◆ DIRECTIONS FOR THIS TASK: Please find all lines containing "title" in the listing below and copy them.

◆ DATA FOR THIS EXERCISE:
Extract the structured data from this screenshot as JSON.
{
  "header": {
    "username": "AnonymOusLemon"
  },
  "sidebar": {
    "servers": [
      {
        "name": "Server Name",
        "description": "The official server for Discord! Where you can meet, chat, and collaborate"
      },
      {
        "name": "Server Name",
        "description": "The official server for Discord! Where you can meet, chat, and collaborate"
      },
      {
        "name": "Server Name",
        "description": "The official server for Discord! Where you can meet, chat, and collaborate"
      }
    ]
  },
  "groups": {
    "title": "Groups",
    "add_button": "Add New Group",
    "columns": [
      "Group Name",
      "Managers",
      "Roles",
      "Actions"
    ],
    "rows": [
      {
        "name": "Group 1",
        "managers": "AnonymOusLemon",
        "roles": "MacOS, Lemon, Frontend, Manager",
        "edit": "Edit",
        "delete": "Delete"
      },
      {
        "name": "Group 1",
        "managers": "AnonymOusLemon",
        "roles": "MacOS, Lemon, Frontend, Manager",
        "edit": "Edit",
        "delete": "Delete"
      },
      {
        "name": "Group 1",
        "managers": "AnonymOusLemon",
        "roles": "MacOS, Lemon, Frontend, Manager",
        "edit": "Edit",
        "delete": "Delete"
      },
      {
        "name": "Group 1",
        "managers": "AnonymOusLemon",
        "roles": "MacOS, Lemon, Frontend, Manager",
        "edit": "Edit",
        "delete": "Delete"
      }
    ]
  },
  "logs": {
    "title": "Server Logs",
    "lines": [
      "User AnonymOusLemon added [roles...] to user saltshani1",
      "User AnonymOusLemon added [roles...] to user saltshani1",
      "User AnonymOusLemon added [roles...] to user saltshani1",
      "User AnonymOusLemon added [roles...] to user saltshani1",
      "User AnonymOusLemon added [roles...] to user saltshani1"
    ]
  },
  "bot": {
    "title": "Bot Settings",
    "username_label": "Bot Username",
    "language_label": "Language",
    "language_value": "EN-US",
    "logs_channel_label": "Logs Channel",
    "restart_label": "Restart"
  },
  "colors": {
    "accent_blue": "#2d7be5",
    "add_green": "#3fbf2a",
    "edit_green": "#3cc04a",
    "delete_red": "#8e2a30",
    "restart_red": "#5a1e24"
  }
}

◆ THE ANSWER:
    "title": "Groups",
    "title": "Server Logs",
    "title": "Bot Settings",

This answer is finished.